U5: Early warning signs







Responding, Understanding


Relationship skills, Responsible decision-making, Self-awareness, Social awareness


Ages 11-13, Ages 14-18


Timing: 45 minutes

Learning outcomes: learners will be able to…

  • Identify signs in others that indicate they may be being bullied or facing difficulties online.
  • Consider practical strategies for how they can support someone in need online. 

Key vocabulary: cyberbullying, emotions, strategies, signs, concerns, support, help.

Resources: Google Slides, ‘Sign spotter’ cards (slide 5), scenario cards (slide 6)

Key questions:

  • How could you tell if your friend was OK?
    • How could you tell offline?
    • How could you tell if you were only communicating online?
  • How would you know if a friend was being bullied online or offline?
    • How would their behaviour change?
  • What strategies could you use to help someone being bullied?
  • How would you get help for someone being bullied?
  • What advice would you give to someone being bullied?

Download the activity’s PowerPoint presentation

Starter activity (10 minutes)
Are you OK?

Using slide 4, ask learners to work in pairs to spend a few minutes listing all the ways they would know if a friend was OK (e.g. happy, contended, feeling positive) or not OK (e.g. sad, upset, lonely, scared, worried, etc.).

Learners should consider:

  • Verbal signs (what they say and how they say it e.g. tone of voice)
  • Non-verbal signs (body language, appearance, facial expressions)
  • Behaviour (changes in their typical behaviour, what they are/are not doing).

Encourage learners to share their ideas – are the differences between spotting these changes online and spotting them offline? How and why?

Activity (25 minutes)
Spotting the signs

Provide pairs of learners with a set of ‘sign spotter’ cards.

Show the cards on slide 5 and briefly discuss them. These cards show different changes in behaviour that might indicate that someone is being cyberbullied.

Ask learners if they have any suggestions for other signs that might indicate someone is being cyberbullied. They can record their ideas on the blank cards provided in the set.

Provide each pair of learners with one of the scenario cards on slide 6. Explain that they must read the scenario and then select which signs might be present that would help them know that person was being cyberbullied. They should base their thinking on the premise that they do not witness any of the cyberbullying, so their only clues would be how the cyberbullying target is behaving.

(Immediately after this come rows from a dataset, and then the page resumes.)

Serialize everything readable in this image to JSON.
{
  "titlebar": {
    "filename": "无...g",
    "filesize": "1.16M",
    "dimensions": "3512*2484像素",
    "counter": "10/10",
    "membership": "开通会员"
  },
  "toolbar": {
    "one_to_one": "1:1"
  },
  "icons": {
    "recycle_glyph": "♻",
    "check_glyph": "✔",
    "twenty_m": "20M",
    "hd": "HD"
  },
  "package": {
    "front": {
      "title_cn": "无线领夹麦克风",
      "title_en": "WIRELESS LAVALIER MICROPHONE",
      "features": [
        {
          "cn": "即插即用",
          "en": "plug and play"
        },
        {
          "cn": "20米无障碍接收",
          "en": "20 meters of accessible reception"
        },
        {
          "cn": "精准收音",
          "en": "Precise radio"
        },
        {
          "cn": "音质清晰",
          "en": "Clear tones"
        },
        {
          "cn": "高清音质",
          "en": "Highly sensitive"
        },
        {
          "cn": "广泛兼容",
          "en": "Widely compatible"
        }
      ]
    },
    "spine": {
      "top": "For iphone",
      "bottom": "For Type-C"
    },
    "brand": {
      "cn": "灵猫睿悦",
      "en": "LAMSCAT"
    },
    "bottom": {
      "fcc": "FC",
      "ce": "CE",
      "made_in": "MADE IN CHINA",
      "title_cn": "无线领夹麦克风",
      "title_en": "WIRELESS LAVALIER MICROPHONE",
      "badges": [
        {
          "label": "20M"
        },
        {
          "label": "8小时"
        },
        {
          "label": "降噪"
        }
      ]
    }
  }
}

After selecting the signs that they think might give some clues, learners must then consider what they would do next in their cyberbullying scenario e.g. tell a trusted adult, send a message to their friend offering to talk, confront the bully, etc.

As a whole group, ask each pair in turn to read out their scenario and feed back which signs they think might be present, as well as what they would do in response to try to help the person/people involved. Encourage other learners to contribute further suggestions for how they could help in each scenario.

Plenary (10 minutes)

So far, learners have treated all the signs as being equal. However, in reality, this isn’t always the case.

Ask pairs of learners to take their sign cards and sort them in order of likelihood from most likely to least likely.

As a group, discuss how each pair has ranked their cards and encourage them to explain why they think some signs are more likely than others.

Are there any signs that all pairs have ranked highly?